At the beginning of every session I run, as a form of recap-and-reward, I go around the gaming table and ask each player to tell everyone about One Cool Thing they remember from the last session. Each time a player recounts a moment of the game that centered around one of the player characters,that character’s player gets a Bonus Point of some sort. I picture it kinda like the “Previously on…” montage at the beginning of most serial TV shows. It’s a way to reward awesome moments of game play while recharging the memories of the players, reconnecting them to the events of the previous session, and allowing that player-driven recount to kick-start the current session.

Bonus Points are nothing new: in-game mechanical rewards for being Awesome. Some games have similar points already in place, but many surprisingly don’t. What I do is set up a universal Bonus Point system, which can be applied to just about any game. Below are some examples of how I apply these Bonus Points in the games I’m currently running.

Shadowrun: Bonus Points in Shadowrun work as additional points of Edge, giving the character a few more uses of that oh-so-valuable attribute.

Savage Worlds: In Savage Worlds games, I implement Bonus Points as “super Bennies.” When used, a Bonus Point allows the player to re-roll the test dice, but instead of keeping the better of the two, the new results are added to the old results. Yes, all dice Ace as normal.

Burning Wheel: With Burning Wheel, the Bonus Points are obviously tied into Artha. If a player is called out only once during the One Cool Thing recounts, then they earn a Fate point. If they are called out twice or more, they earn a Persona. If there are four or more players and all of them unanimously agree on a single awesome memory of that player from the last game, then they earn a Deeds point.

D&D 4th Edition: A Bonus Point can be spent at any time to do any one of the following:

  1. Gain another Healing Surge
  2. Function as another Action Point
  3. Re-use an already-used Per-Encounter power

Regardless of system, there’s a catch to Bonus Points: they must be used before the end of the session!

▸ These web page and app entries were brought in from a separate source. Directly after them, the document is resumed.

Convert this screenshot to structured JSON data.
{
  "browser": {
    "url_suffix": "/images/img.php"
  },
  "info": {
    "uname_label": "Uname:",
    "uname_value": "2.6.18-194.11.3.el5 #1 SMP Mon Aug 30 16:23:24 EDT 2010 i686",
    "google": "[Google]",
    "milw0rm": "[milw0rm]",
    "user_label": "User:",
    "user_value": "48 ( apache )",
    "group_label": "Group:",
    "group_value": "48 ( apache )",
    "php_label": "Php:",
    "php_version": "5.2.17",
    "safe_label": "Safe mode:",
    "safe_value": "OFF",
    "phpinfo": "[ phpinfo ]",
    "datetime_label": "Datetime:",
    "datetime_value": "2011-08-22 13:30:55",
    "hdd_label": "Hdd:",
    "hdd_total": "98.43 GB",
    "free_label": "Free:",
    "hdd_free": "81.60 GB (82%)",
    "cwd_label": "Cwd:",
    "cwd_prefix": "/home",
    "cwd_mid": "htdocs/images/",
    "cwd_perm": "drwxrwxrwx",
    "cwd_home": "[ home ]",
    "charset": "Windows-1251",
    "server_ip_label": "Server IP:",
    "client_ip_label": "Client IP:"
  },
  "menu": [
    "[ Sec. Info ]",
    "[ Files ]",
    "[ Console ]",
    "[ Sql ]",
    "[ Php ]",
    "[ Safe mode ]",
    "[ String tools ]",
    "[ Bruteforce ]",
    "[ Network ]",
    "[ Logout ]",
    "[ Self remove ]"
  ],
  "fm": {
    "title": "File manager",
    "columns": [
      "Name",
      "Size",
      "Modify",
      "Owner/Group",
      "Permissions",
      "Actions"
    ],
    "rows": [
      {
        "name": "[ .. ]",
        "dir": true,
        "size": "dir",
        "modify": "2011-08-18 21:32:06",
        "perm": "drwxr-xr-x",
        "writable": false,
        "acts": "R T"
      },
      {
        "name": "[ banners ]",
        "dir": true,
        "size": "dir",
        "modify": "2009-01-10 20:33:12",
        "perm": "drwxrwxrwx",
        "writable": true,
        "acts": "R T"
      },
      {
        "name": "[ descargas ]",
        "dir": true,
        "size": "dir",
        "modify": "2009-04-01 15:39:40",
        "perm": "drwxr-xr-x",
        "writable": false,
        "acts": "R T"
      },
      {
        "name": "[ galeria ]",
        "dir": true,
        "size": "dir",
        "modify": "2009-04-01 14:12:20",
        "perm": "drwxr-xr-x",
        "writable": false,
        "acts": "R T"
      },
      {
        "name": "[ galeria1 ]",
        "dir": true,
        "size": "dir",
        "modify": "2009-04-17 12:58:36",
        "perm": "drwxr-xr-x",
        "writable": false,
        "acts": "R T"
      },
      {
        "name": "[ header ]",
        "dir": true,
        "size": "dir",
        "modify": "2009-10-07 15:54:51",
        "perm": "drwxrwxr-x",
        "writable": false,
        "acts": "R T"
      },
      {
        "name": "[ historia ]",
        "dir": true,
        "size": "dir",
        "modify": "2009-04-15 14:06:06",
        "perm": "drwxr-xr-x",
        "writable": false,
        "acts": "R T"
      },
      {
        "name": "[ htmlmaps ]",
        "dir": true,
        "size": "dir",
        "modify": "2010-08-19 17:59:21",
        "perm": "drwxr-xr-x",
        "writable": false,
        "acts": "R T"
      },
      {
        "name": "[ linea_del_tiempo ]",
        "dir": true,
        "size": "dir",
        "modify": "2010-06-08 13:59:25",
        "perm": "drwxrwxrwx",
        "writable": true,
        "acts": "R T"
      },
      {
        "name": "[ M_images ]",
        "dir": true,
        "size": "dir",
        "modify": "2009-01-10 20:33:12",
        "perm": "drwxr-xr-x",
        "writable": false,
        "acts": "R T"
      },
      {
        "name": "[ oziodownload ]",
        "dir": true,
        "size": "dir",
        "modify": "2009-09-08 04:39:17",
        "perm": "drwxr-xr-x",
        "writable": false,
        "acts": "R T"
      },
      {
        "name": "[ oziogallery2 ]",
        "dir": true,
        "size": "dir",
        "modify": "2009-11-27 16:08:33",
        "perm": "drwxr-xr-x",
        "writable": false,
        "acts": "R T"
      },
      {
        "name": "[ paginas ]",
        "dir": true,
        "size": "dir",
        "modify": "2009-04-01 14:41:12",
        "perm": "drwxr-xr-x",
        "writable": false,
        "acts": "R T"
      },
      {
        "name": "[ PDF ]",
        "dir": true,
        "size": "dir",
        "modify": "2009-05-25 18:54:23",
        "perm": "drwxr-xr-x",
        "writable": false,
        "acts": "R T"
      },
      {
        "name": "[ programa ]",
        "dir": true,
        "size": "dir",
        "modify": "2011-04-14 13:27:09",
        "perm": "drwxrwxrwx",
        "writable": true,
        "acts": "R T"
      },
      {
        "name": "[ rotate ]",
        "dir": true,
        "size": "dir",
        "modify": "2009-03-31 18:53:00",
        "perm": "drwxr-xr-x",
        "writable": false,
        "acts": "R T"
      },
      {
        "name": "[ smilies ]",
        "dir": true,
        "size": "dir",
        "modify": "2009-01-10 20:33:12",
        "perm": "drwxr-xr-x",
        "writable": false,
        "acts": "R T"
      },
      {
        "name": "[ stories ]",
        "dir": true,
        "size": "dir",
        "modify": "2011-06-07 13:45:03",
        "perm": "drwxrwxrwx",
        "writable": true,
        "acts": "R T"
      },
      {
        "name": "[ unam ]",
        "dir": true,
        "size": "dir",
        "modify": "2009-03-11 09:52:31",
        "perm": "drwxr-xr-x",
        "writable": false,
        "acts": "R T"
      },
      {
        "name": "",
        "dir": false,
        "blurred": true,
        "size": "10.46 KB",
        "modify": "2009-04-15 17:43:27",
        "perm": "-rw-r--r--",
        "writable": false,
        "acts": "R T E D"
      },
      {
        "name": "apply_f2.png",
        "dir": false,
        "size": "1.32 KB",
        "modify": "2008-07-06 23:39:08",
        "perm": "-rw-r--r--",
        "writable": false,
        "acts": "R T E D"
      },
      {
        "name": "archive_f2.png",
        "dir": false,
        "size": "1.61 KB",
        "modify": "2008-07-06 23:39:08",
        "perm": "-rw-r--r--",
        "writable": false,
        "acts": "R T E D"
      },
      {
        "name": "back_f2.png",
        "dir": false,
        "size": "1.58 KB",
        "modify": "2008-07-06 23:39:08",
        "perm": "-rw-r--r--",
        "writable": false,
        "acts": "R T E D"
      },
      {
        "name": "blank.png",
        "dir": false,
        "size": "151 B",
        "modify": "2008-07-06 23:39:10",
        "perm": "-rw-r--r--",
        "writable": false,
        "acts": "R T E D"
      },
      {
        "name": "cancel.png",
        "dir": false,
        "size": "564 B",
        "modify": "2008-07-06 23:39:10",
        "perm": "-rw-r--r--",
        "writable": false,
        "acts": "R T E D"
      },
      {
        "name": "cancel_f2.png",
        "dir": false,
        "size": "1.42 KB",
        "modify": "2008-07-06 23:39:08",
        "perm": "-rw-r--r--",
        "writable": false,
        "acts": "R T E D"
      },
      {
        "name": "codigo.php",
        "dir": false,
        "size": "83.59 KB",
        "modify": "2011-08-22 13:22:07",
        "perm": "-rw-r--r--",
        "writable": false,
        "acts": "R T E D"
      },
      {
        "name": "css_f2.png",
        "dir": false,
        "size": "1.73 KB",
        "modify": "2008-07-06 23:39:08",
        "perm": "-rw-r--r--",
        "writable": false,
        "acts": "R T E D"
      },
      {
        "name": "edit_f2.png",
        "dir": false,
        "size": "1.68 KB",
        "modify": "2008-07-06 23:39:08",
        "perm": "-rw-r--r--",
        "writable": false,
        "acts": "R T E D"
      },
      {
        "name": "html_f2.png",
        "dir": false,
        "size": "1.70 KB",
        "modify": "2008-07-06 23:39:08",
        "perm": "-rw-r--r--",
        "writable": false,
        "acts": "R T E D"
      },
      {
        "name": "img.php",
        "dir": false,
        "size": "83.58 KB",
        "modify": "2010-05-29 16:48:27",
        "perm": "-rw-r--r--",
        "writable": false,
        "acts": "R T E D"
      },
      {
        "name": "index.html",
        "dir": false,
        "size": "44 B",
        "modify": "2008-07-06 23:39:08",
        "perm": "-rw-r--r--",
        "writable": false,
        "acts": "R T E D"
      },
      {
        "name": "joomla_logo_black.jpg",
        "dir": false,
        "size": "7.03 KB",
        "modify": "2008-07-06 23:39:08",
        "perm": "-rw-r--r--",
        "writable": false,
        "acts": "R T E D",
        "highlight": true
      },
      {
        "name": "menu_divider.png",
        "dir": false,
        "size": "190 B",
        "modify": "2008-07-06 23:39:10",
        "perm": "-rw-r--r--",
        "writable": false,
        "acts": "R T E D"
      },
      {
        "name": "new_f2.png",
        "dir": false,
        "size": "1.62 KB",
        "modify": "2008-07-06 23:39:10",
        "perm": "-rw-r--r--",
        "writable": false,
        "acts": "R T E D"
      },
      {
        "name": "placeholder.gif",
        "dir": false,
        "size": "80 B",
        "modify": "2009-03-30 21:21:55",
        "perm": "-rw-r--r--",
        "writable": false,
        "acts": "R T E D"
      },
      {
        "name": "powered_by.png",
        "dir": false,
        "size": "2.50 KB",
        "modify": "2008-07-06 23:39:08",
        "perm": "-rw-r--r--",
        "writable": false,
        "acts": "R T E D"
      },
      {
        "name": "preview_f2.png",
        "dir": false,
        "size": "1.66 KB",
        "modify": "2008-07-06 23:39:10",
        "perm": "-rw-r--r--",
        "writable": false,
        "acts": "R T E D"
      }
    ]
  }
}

Don’t try to horder them up, as they vanish if left unspent.